[Entries from a dataset of interfaces]

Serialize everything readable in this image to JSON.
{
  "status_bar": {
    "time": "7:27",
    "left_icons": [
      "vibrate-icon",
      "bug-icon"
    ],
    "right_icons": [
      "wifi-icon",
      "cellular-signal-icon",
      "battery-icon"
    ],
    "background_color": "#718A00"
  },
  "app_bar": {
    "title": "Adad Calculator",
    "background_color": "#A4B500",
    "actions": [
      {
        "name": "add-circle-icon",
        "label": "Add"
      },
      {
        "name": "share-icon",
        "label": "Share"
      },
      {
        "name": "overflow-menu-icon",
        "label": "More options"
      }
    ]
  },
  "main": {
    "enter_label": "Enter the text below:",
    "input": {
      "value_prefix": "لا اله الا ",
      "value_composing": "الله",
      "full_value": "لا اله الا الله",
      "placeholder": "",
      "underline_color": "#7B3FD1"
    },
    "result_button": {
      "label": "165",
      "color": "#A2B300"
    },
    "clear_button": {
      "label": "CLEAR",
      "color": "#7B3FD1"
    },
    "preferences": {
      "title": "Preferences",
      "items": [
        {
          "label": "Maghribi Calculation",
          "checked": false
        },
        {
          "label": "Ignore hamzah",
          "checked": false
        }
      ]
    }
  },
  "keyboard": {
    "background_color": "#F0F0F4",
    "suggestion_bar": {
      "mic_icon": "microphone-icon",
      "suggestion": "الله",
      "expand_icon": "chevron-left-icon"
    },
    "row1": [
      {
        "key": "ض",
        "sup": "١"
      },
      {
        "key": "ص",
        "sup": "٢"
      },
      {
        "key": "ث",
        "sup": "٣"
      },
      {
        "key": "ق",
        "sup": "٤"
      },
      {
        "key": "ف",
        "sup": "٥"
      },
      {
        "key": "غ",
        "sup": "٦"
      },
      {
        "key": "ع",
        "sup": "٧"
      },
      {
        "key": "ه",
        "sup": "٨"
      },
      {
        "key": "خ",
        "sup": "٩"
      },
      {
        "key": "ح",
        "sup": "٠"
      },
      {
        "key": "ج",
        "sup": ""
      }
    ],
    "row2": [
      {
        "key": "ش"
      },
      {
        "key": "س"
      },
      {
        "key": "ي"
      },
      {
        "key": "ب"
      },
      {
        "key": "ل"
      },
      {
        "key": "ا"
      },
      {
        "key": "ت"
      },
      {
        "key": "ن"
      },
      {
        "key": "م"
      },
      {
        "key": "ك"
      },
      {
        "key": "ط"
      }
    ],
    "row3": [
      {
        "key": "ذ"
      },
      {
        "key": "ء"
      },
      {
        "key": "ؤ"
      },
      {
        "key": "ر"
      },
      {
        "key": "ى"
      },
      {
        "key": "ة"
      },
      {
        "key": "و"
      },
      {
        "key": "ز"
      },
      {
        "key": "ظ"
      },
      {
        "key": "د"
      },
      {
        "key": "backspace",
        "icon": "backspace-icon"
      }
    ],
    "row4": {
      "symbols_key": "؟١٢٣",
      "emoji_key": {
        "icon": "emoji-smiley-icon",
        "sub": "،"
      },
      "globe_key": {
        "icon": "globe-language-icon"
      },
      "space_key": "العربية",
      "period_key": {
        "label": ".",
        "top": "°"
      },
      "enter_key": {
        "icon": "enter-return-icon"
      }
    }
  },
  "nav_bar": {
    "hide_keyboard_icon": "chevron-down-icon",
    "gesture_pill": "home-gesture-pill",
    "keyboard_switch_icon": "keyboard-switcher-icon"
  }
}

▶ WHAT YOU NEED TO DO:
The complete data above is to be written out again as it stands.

▶ RESPONSE TO THIS EXERCISE:
Serialize everything readable in this image to JSON.
{
  "status_bar": {
    "time": "7:27",
    "left_icons": [
      "vibrate-icon",
      "bug-icon"
    ],
    "right_icons": [
      "wifi-icon",
      "cellular-signal-icon",
      "battery-icon"
    ],
    "background_color": "#718A00"
  },
  "app_bar": {
    "title": "Adad Calculator",
    "background_color": "#A4B500",
    "actions": [
      {
        "name": "add-circle-icon",
        "label": "Add"
      },
      {
        "name": "share-icon",
        "label": "Share"
      },
      {
        "name": "overflow-menu-icon",
        "label": "More options"
      }
    ]
  },
  "main": {
    "enter_label": "Enter the text below:",
    "input": {
      "value_prefix": "لا اله الا ",
      "value_composing": "الله",
      "full_value": "لا اله الا الله",
      "placeholder": "",
      "underline_color": "#7B3FD1"
    },
    "result_button": {
      "label": "165",
      "color": "#A2B300"
    },
    "clear_button": {
      "label": "CLEAR",
      "color": "#7B3FD1"
    },
    "preferences": {
      "title": "Preferences",
      "items": [
        {
          "label": "Maghribi Calculation",
          "checked": false
        },
        {
          "label": "Ignore hamzah",
          "checked": false
        }
      ]
    }
  },
  "keyboard": {
    "background_color": "#F0F0F4",
    "suggestion_bar": {
      "mic_icon": "microphone-icon",
      "suggestion": "الله",
      "expand_icon": "chevron-left-icon"
    },
    "row1": [
      {
        "key": "ض",
        "sup": "١"
      },
      {
        "key": "ص",
        "sup": "٢"
      },
      {
        "key": "ث",
        "sup": "٣"
      },
      {
        "key": "ق",
        "sup": "٤"
      },
      {
        "key": "ف",
        "sup": "٥"
      },
      {
        "key": "غ",
        "sup": "٦"
      },
      {
        "key": "ع",
        "sup": "٧"
      },
      {
        "key": "ه",
        "sup": "٨"
      },
      {
        "key": "خ",
        "sup": "٩"
      },
      {
        "key": "ح",
        "sup": "٠"
      },
      {
        "key": "ج",
        "sup": ""
      }
    ],
    "row2": [
      {
        "key": "ش"
      },
      {
        "key": "س"
      },
      {
        "key": "ي"
      },
      {
        "key": "ب"
      },
      {
        "key": "ل"
      },
      {
        "key": "ا"
      },
      {
        "key": "ت"
      },
      {
        "key": "ن"
      },
      {
        "key": "م"
      },
      {
        "key": "ك"
      },
      {
        "key": "ط"
      }
    ],
    "row3": [
      {
        "key": "ذ"
      },
      {
        "key": "ء"
      },
      {
        "key": "ؤ"
      },
      {
        "key": "ر"
      },
      {
        "key": "ى"
      },
      {
        "key": "ة"
      },
      {
        "key": "و"
      },
      {
        "key": "ز"
      },
      {
        "key": "ظ"
      },
      {
        "key": "د"
      },
      {
        "key": "backspace",
        "icon": "backspace-icon"
      }
    ],
    "row4": {
      "symbols_key": "؟١٢٣",
      "emoji_key": {
        "icon": "emoji-smiley-icon",
        "sub": "،"
      },
      "globe_key": {
        "icon": "globe-language-icon"
      },
      "space_key": "العربية",
      "period_key": {
        "label": ".",
        "top": "°"
      },
      "enter_key": {
        "icon": "enter-return-icon"
      }
    }
  },
  "nav_bar": {
    "hide_keyboard_icon": "chevron-down-icon",
    "gesture_pill": "home-gesture-pill",
    "keyboard_switch_icon": "keyboard-switcher-icon"
  }
}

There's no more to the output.